**Data for analysis:**

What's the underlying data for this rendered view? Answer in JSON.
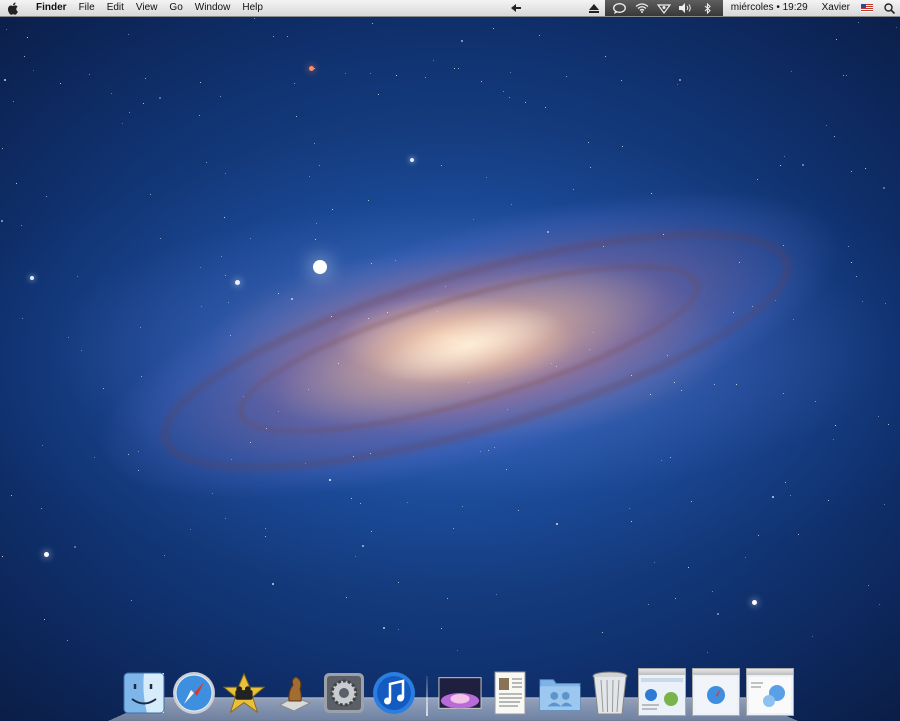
{
  "menubar": {
    "apple_icon": "apple-icon",
    "app_name": "Finder",
    "menus": [
      "File",
      "Edit",
      "View",
      "Go",
      "Window",
      "Help"
    ],
    "status_icons": [
      "back-arrow-icon",
      "eject-icon",
      "chat-bubble-icon",
      "wifi-icon",
      "sync-icon",
      "volume-icon",
      "bluetooth-icon"
    ],
    "clock": "miércoles • 19:29",
    "user": "Xavier",
    "flag_icon": "us-flag-icon",
    "spotlight_icon": "search-icon"
  },
  "dock": {
    "apps": [
      {
        "name": "finder-icon"
      },
      {
        "name": "safari-icon"
      },
      {
        "name": "imovie-icon"
      },
      {
        "name": "chess-icon"
      },
      {
        "name": "system-preferences-icon"
      },
      {
        "name": "itunes-icon"
      }
    ],
    "others": [
      {
        "name": "desktop-stack-icon"
      },
      {
        "name": "documents-stack-icon"
      },
      {
        "name": "applications-folder-icon"
      },
      {
        "name": "trash-icon"
      },
      {
        "name": "minimized-window-1"
      },
      {
        "name": "minimized-window-2"
      },
      {
        "name": "minimized-window-3"
      }
    ]
  },
  "colors": {
    "wallpaper_base": "#0f2f6b",
    "galaxy_core": "#ffebcd",
    "menubar_bg": "#e8e8e8"
  }
}
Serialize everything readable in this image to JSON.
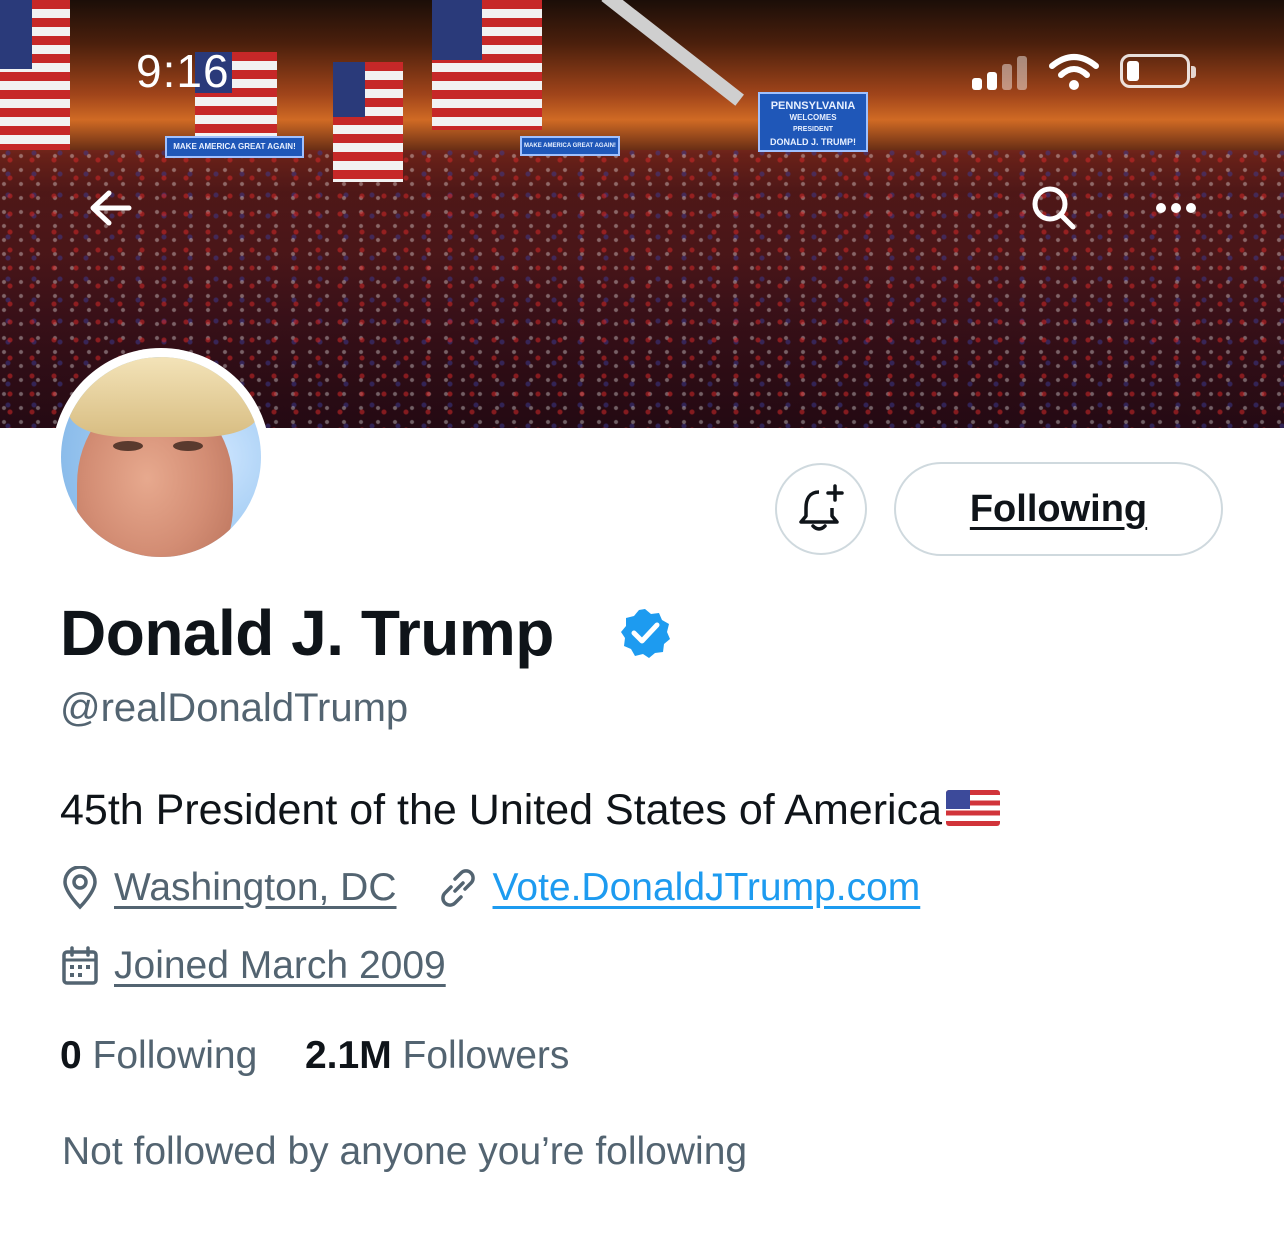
{
  "status_bar": {
    "time": "9:16"
  },
  "banner": {
    "signs": {
      "left": "MAKE AMERICA GREAT AGAIN!",
      "middle": "MAKE AMERICA GREAT AGAIN!",
      "main": [
        "PENNSYLVANIA",
        "WELCOMES",
        "PRESIDENT",
        "DONALD J. TRUMP!"
      ]
    }
  },
  "header_actions": {
    "back_icon": "arrow-left-icon",
    "search_icon": "search-icon",
    "more_icon": "more-icon"
  },
  "profile": {
    "name": "Donald J. Trump",
    "handle": "@realDonaldTrump",
    "verified": true,
    "bio": "45th President of the United States of America",
    "location": "Washington, DC",
    "website": "Vote.DonaldJTrump.com",
    "joined": "Joined March 2009",
    "following_count": "0",
    "following_label": "Following",
    "followers_count": "2.1M",
    "followers_label": "Followers",
    "followed_by_note": "Not followed by anyone you’re following"
  },
  "buttons": {
    "follow_state": "Following"
  },
  "colors": {
    "accent": "#1d9bf0",
    "secondary_text": "#536471",
    "primary_text": "#0f1419",
    "border": "#cfd9de"
  }
}
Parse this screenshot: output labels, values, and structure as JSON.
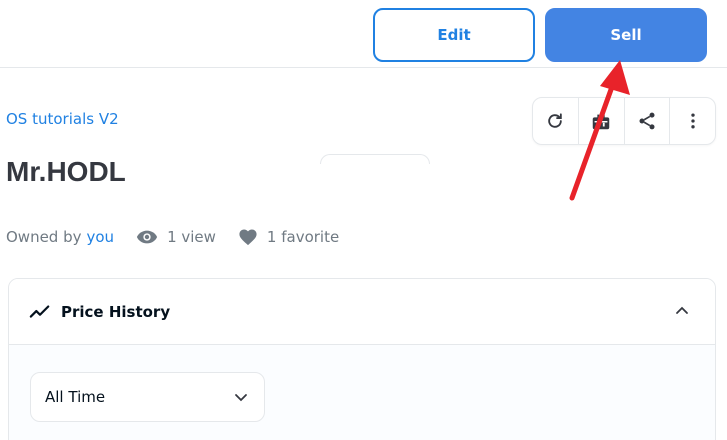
{
  "toolbar": {
    "edit_label": "Edit",
    "sell_label": "Sell"
  },
  "item": {
    "collection": "OS tutorials V2",
    "title": "Mr.HODL",
    "owned_by_prefix": "Owned by",
    "owner": "you",
    "views": "1 view",
    "favorites": "1 favorite"
  },
  "action_icons": [
    "refresh-icon",
    "gift-icon",
    "share-icon",
    "more-icon"
  ],
  "price_history": {
    "label": "Price History",
    "range_selected": "All Time"
  },
  "colors": {
    "accent": "#2081e2",
    "sell_button": "#4384e3",
    "annotation_arrow": "#e8232a"
  }
}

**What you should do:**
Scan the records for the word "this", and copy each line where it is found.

**Exercise result:**
What's the underlying data for this rendered view? Answer in JSON.
Serialize everything readable in this image to JSON.
Parse this screenshot: output labels, values, and structure as JSON.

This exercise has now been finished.